Psychology Today did an interview with me. It was about my most triumphant moments in my life, and how I overcame obstacles to get there. I knew immediately that the interview was going to be a disaster, so I told them I wanted to do the interview written, rather than on the phone.
Then I didn't write the interview for a week.
Then I complained about the questions: I don't really believe in triumph. Because the most triumphant moments are the days when I have no idea how I’m going to fix anything, but I get out of bed anyway. On the other hand, the moments of huge achievement are not actually that hard to get to. By the time you’re close, you are so motivated to get there that it doesn’t feel like work at all.
So I wrote that. And then I felt bad. So I tried to give an example. People like examples. And I like Psychology Today. And I didn't want to disappoint them.
So I wrote that the moment when I was a freelance writer and a new mom and had post-partum depression but I knew I had to keep working so I had to get out of bed and write. Maybe there were fifty moments like that. Or five hundred. But those are the moments of triumph. The thing is, I think it was probably messed up that I kept working and did not check myself into a hospital. And then I started thinking that all my moments of triumph came at the heels of me having done something totally terrible.
Like, let me tell you right now that before I could play volleyball professionally, I was literally starving. So I stole bagels at the bagel shop. I have had about ten editors take that out of my writing. Out of my Business 2.0 column, out of my book, and my editor will tell me now that this is not good to put in a post. Stealing is bad, right? But my point is that it's very hard to do some extraordinary triumph without taking some extraordinary risk or making an odd judgment that other people would not make. That's why the triumph is extraordinary.
Another thing about the bullshit of big triumphs: Our big moments — where we can change the world — come because so many other people have helped us, and luck has come to us. But our small moments, when no one is watching and no one cares and the only thing that makes us try again is an unreasonable belief that we can get what we want for ourselves — those are the triumphs that we do all by ourselves.
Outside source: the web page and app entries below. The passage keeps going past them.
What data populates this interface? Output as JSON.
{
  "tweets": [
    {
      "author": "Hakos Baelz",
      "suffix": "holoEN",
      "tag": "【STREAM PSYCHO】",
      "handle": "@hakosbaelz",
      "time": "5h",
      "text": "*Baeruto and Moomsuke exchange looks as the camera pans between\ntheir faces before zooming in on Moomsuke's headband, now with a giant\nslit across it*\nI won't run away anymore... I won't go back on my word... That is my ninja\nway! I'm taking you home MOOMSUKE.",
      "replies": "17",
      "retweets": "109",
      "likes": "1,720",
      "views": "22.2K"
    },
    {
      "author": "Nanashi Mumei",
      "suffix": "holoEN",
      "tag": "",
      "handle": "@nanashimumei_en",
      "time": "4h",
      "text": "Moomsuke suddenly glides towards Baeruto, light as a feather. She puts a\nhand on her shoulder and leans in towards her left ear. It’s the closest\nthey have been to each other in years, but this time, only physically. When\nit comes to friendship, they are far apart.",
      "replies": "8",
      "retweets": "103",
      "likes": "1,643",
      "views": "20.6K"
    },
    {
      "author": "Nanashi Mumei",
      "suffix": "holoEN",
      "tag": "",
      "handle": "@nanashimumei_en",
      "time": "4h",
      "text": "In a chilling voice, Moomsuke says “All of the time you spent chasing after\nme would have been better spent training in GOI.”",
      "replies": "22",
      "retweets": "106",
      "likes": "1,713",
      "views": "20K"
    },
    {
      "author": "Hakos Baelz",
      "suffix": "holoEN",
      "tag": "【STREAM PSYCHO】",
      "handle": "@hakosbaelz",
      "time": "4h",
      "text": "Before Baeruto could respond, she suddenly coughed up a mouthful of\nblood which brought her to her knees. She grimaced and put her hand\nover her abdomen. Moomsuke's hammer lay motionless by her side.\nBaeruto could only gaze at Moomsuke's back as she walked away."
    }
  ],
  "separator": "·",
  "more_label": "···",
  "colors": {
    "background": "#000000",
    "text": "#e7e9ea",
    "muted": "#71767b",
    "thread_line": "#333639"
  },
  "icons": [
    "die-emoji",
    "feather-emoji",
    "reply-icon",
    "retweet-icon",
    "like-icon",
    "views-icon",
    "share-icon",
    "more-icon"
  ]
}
When I have been on the cusp of huge success, there have always been people to help me. For example, my agent stayed with me when I was out of money but about to get a six-figure book deal.
But there was no one helping me get out of bed the day I knew I had to start writing my book proposal even though the odds of getting a big book deal from it were terrible. The daily task of believing things will improve when then things look bad. We do that on our own, and each time I do it I am thankful, in a deep, spiritual way. I’m not sure what keeps me going when everything looks terrible, but I know that each time I do it, it’s a triumph. And it happens a lot.
Another thing. Everyone, please shut up about your biggest failures. I hate when people write about their failures because they always write about how they pulled themselves up, or what they learned. And really, then, it’s not a failure, is it? It’s a learning opportunity, or a chance to shine. Failure is something you did not overcome. You did not learn from. And most people are too embarrassed to write about it. High achievers don’t have failures because they can learn from everything.
There is no finish line, there is no gold prize. There is only living with yourself, day after day. So each day needs to be a small triumph so you can pat yourself on the back before you go to sleep. I try to do that. Today’s triumph is doing this interview with Psychology Today. Sure, I couldn't quite do it, and I had to be quirky and weird, and it probably cost me getting into the article. But at least I wrote something.